After Kevin Brown’s mother began to lose her hearing, him and his wife, Callie, invested their time into creating a business to benefit the hard-of-hearing community in 2014.
Their Midlothian-based business, Southern Star Technology, installs magnetic wire in a room where induction allows the telecoil in a hearing aid to pick up direct sound coming from a microphone. They were also recently featured in Dallas Voyage magazine for their ingenuity.
“Basically it’s a loop of wire that’s tied to a driver, which in turn is tied to the sound system or a microphone, just the sound source,” Kevin explained. “You have to have a sound source that’s fed into the loop driver, then the driver feeds the loop.”
The loops can be installed on the floor, under the ground, on the ceiling, basically anywhere. They also have a counter loops and portable loops. This is ideal for communication with a person at a counter, say at a ticket booth, picking up a prescription or at an airport counter. They have even come out with ceiling tiles, rugs, chair pads and tables that have loops in them.
Southern Star Technology is one of two installers in North Texas, with the majority of their work completed in Tarrant and Dallas County and now Louisiana. They mentioned that they’ve never installed loops in Ellis County but would love to serve the local hearing-impaired community.
When Kevin’s mother lost her hearing in 2009, they started embedding themselves in the hearing impaired community, joining the Hearing Loss Association of America’s (HLAA) North Texas chapter in Ft. Worth.
During one of the HLAA meetings, the room was looped with the magnetic wiring, creating a better communication experience for the members. This was the first time the Brown’s were introduced to this concept.
“It’s amazing to see people who have experienced it for the first time,” Callie said. “Every time we install one in a church we go to the Sunday morning service to make sure everything is okay and talk to the people, and that’s when we get the feeling that this is what we were meant to do.”
Callie told a story of how one man was deeply impacted by his church being looped. A man was able to bow his head for the first time in church to pray instead of having to read the lips of the pastor since the message was being directly looped to his hearing aid.
“It will break your heart in a good way,” Callie said.
Looping is ideal for churches, movie theaters, senior centers — really anywhere there’s a public address system. Callie explained looping allows ambient noises that can be distracting go away and allows a person to be able to focus their hearing on what’s being spoken into the microphone.
“When you have a hearing aid, what they tell me is you can hear people wrestling with papers because you’ve got a small area that — you turn it [hearing aid] up and all those noises go up. But with a hearing loop all that’s diminished,” Callie explained.
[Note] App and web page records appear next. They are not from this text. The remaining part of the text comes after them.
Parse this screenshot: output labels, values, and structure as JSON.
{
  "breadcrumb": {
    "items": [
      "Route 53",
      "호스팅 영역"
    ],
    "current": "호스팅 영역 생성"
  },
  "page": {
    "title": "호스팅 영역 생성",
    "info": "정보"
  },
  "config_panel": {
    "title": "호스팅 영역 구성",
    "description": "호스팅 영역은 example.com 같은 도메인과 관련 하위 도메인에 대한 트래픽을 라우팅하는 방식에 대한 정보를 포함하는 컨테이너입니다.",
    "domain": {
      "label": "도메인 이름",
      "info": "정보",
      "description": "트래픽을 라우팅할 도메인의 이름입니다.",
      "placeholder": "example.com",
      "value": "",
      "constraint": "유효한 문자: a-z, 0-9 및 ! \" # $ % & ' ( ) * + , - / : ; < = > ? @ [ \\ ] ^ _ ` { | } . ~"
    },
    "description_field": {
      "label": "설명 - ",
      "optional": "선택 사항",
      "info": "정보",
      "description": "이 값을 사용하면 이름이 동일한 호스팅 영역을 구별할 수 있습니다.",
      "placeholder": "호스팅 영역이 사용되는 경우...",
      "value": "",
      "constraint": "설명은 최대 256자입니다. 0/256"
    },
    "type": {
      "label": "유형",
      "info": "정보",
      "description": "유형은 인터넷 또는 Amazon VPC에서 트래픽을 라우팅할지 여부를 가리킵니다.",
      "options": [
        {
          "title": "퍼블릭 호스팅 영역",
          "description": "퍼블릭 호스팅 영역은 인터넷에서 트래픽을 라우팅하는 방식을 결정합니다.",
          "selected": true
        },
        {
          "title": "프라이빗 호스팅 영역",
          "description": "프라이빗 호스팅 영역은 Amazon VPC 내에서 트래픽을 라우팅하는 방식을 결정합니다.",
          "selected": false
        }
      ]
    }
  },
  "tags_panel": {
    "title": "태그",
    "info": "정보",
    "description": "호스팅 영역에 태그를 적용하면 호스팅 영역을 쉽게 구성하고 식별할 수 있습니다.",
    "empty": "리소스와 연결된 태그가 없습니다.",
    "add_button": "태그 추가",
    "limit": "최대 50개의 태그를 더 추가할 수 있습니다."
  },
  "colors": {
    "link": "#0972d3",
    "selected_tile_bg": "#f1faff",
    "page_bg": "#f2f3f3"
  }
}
Their company offers other products to assist hearing like inferred (IR), radio frequency (RF) and the magnetic induction (looping). Kevin explained what sets the looping apart from the IR and RF is that “Hearing loops are the only one that doesn’t require the user to wear an external device.”
Kevin said he tries his best to sell the looping over the other products because, for the user, the looping method brings comfort and normalcy.
The Browns are heavily involved with the HLAA and give five percent of their revenue back to the organization.
They said their dream would be to place the counter loops at pharmacies and local businesses in their own backyard in Midlothian.